PSA & Intel: Seeing is Believing with Computer Vision

December 19, 2022

Computer vision (CV) works with artificial intelligence (AI) to train computers to see and interpret images the way humans would. CV applications can trigger automated action based on their interpretation of visual information and generate insights that people can use to improve decisions and actions.

Valuable in multiple environments, CV systems can recognize objects and people quickly, analyze audience demographics, inspect manufactured products, help improve workflows and more.

Demand for CV is heating up. Research firm OMDIA expects nearly two-thirds (64 percent) of all network cameras shipped by 2025 to be AI-enabled. By then, the company predicts that the total worldwide market for video analytics will reach $32 billion. In addition, Gartner estimates that by 2023, 65 percent of enterprise-captured images and videos will be analyzed by machines rather than humans.

Video analytics promises to drive smart automation and enable intelligent, data-driven decision making and actions in a nearly limitless number of situations. As with more traditional data analytics, these capabilities translate into improved operational processes, business insights, experiences and human health and safety across multiple environments. Here are some examples of how CV technology can be applied for the betterment of business and society:

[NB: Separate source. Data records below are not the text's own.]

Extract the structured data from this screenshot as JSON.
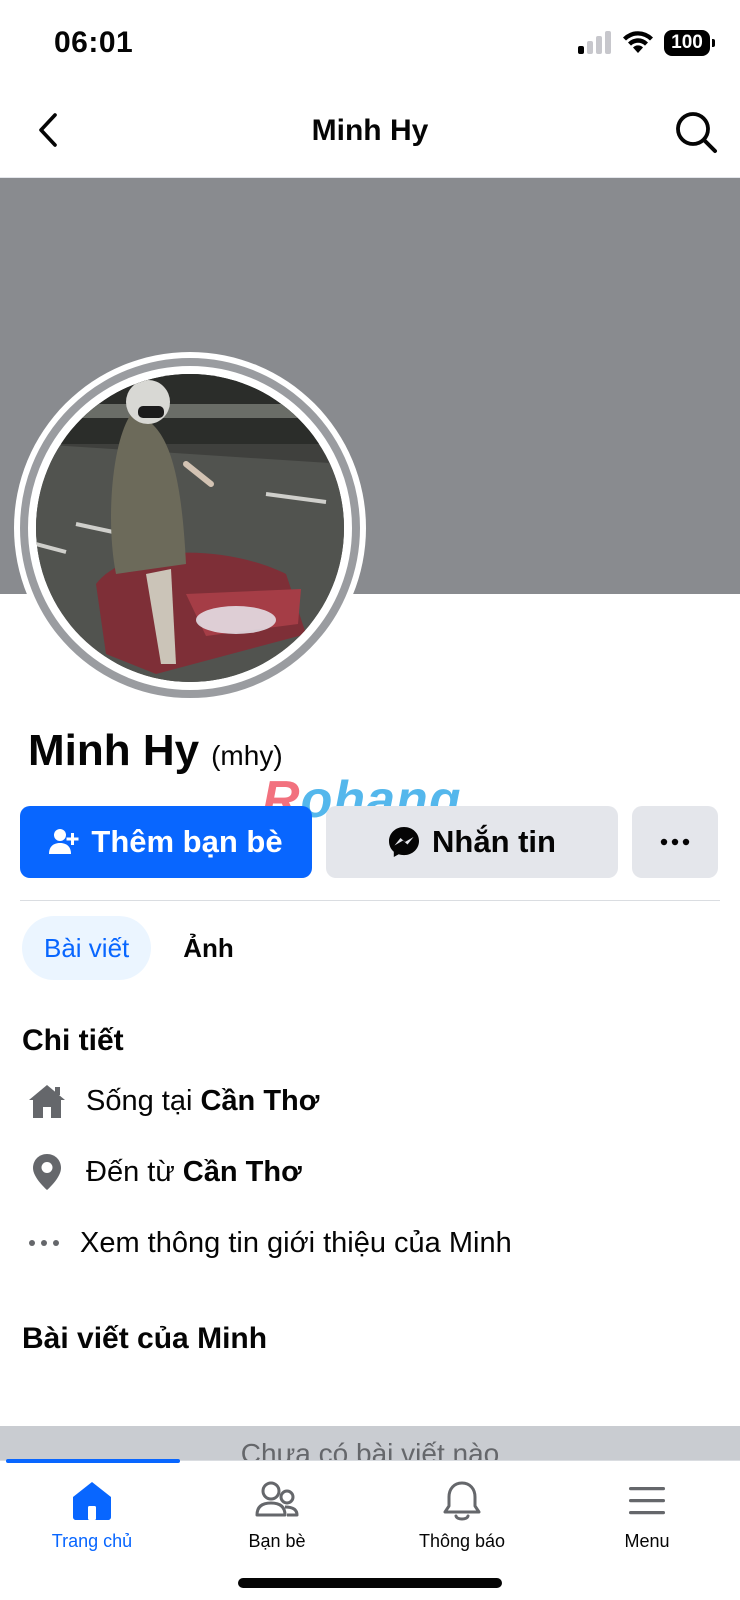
{
  "status_bar": {
    "time": "06:01",
    "battery": "100"
  },
  "nav": {
    "title": "Minh Hy"
  },
  "profile": {
    "name": "Minh Hy",
    "alias": "(mhy)"
  },
  "watermark": {
    "part1": "R",
    "part2": "ohang"
  },
  "actions": {
    "add_friend": "Thêm bạn bè",
    "message": "Nhắn tin",
    "more": "···"
  },
  "tabs": [
    {
      "label": "Bài viết",
      "active": true
    },
    {
      "label": "Ảnh",
      "active": false
    }
  ],
  "details": {
    "title": "Chi tiết",
    "lives_in_prefix": "Sống tại",
    "lives_in_place": "Cần Thơ",
    "from_prefix": "Đến từ",
    "from_place": "Cần Thơ",
    "see_intro": "Xem thông tin giới thiệu của Minh"
  },
  "posts": {
    "title": "Bài viết của Minh",
    "empty": "Chưa có bài viết nào"
  },
  "tabbar": {
    "home": "Trang chủ",
    "friends": "Bạn bè",
    "notifications": "Thông báo",
    "menu": "Menu"
  },
  "colors": {
    "accent": "#0866ff",
    "cover": "#898b8f",
    "button_gray": "#e4e6eb"
  }
}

Smart cities and governments can improve public safety and security with automated, real-time transportation, parking and crowd management. They can also improve sustainability programs with smart waste management systems that use CV to help quickly track and sort refuse.

Manufacturing floors and other industrial environments can use video analytics for real-time quality control such as identifying defective parts before they’re incorporated into production. These environments can also use CV to determine how to streamline work processes in ways that enable faster operations and greater productivity.

Healthcare providers are using CV to optimize the use of medical imaging data and improve the accuracy of radiology readings. They can also streamline operating room procedures for potentially improved surgical outcomes. The hope is that CV solutions will eventually accelerate medical evaluations, diagnoses and treatment to enable the delivery of better patient care and ultimately extend the lives of patients and enhance their life quality.

Retailers can enrich in-store experiences and improve merchandising, traffic flows and checkout processes. For example, virtual fitting room mirrors combine CV and augmented reality to assist shoppers with product evaluations within the context of their preferences. CV can also help evaluate the effectiveness of product displays with insights as to more pleasing and efficient store layouts. Robots can wait on customers, make deliveries and alert personnel that shelves need restocking. In the warehouse, CV identifies and resolves anomalies that could interrupt or slow operations. Let’s take a closer look at CV in each of these industries.

If there’s one thing that is clear when it comes to CV, it’s that there are massive opportunities for innovation in every industry. Intel, working alongside PSA, makes CV and video analytics accessible to everyone by enabling a rich ecosystem of partners developing on Intel Architecture. Click here to learn more about basic components and operation of CV systems, additional applications, deployment considerations and how to get started with Intel partners.